Dramatic photographs and lurid headlines do little to accurately describe the Lockheed Fire now burning in the mountain slopes north and west of Santa Cruz. The area over which the fire has burned does indeed encompass 6,800 acres. But that doesn't mean the fire is that big, nor does it mean that everything within that acreage has been burned.
The fire consists of a moving front of largely low-lying flame that occasionally bursts dramatically into the treetops. These are the images that sell newspapers and advertising space. Though much is burned, much is not, leaving behind a forest that is considerably healthier than before the fire. Officials wax on about "resources" being lost, referring of course to resources that benefit humans, not the healthy forest, resources that pay the salaries of hard-working firefighters.
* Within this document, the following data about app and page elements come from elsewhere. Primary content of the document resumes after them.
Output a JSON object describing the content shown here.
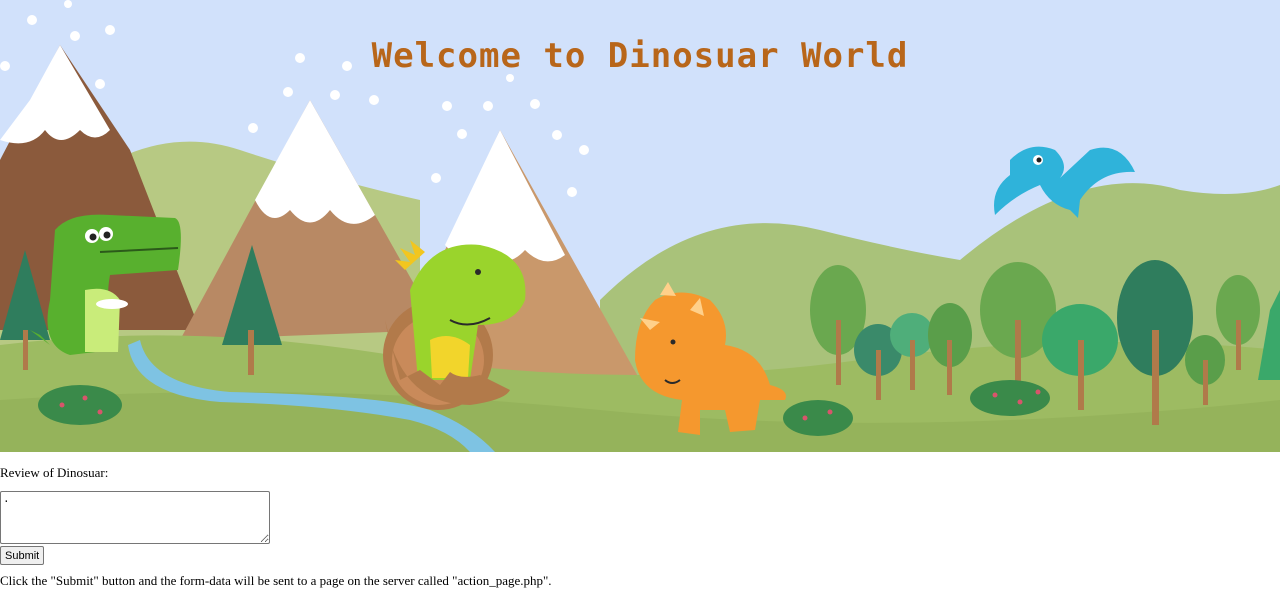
{
  "banner": {
    "title": "Welcome to Dinosuar World",
    "illustration": "dinosaur-landscape"
  },
  "form": {
    "review_label": "Review of Dinosuar:",
    "review_value": ".",
    "submit_label": "Submit"
  },
  "note": "Click the \"Submit\" button and the form-data will be sent to a page on the server called \"action_page.php\".",
  "colors": {
    "sky": "#d1e1fb",
    "title": "#b8661a",
    "grass": "#9dbb62",
    "river": "#7ec3e3"
  }
}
Interestingly, this fire is following the same path and covering the same footprint as the 1948 fire that started long before Lockheed cut down trees to build their, well, whatever it is, in the Santa Cruz Mountains. It will be interesting to learn if the proximity of the Lockheed facility had any causal relationship with the Lockheed Fire.
Life goes on. The fire spreads its nutrient ash liberally hereabouts, the forest is refreshed and renewed. We hope the critters are able to make their way through surrounding development to safety, so they can return when the ground has cooled.
Ain't Nature grand?